- Work instructions:
Write out the whole listing below so that every line matches exactly.

- Material to process:
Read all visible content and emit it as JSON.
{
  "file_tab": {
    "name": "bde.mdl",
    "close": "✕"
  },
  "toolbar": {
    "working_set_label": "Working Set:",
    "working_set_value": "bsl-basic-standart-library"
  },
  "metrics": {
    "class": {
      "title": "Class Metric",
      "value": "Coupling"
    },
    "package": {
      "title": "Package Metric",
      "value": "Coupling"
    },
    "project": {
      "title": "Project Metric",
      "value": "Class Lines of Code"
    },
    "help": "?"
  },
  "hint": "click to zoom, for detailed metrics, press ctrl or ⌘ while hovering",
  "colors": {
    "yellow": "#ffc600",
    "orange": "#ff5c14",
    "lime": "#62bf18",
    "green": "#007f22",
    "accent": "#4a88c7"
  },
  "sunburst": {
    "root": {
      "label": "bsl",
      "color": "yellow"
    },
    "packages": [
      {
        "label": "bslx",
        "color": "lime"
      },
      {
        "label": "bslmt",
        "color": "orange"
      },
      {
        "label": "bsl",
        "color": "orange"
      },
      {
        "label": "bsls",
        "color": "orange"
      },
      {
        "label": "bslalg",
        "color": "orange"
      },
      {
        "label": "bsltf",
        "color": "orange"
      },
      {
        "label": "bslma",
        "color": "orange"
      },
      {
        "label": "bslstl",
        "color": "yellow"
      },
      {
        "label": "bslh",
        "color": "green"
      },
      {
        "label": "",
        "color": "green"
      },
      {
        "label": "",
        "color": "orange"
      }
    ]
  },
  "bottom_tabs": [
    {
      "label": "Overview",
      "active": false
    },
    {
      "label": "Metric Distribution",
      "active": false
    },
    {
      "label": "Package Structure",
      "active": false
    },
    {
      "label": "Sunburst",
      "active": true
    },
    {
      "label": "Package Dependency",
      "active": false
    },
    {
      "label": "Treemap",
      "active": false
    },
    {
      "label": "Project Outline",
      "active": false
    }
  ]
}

- Answer to the exercise:
Read all visible content and emit it as JSON.
{
  "file_tab": {
    "name": "bde.mdl",
    "close": "✕"
  },
  "toolbar": {
    "working_set_label": "Working Set:",
    "working_set_value": "bsl-basic-standart-library"
  },
  "metrics": {
    "class": {
      "title": "Class Metric",
      "value": "Coupling"
    },
    "package": {
      "title": "Package Metric",
      "value": "Coupling"
    },
    "project": {
      "title": "Project Metric",
      "value": "Class Lines of Code"
    },
    "help": "?"
  },
  "hint": "click to zoom, for detailed metrics, press ctrl or ⌘ while hovering",
  "colors": {
    "yellow": "#ffc600",
    "orange": "#ff5c14",
    "lime": "#62bf18",
    "green": "#007f22",
    "accent": "#4a88c7"
  },
  "sunburst": {
    "root": {
      "label": "bsl",
      "color": "yellow"
    },
    "packages": [
      {
        "label": "bslx",
        "color": "lime"
      },
      {
        "label": "bslmt",
        "color": "orange"
      },
      {
        "label": "bsl",
        "color": "orange"
      },
      {
        "label": "bsls",
        "color": "orange"
      },
      {
        "label": "bslalg",
        "color": "orange"
      },
      {
        "label": "bsltf",
        "color": "orange"
      },
      {
        "label": "bslma",
        "color": "orange"
      },
      {
        "label": "bslstl",
        "color": "yellow"
      },
      {
        "label": "bslh",
        "color": "green"
      },
      {
        "label": "",
        "color": "green"
      },
      {
        "label": "",
        "color": "orange"
      }
    ]
  },
  "bottom_tabs": [
    {
      "label": "Overview",
      "active": false
    },
    {
      "label": "Metric Distribution",
      "active": false
    },
    {
      "label": "Package Structure",
      "active": false
    },
    {
      "label": "Sunburst",
      "active": true
    },
    {
      "label": "Package Dependency",
      "active": false
    },
    {
      "label": "Treemap",
      "active": false
    },
    {
      "label": "Project Outline",
      "active": false
    }
  ]
}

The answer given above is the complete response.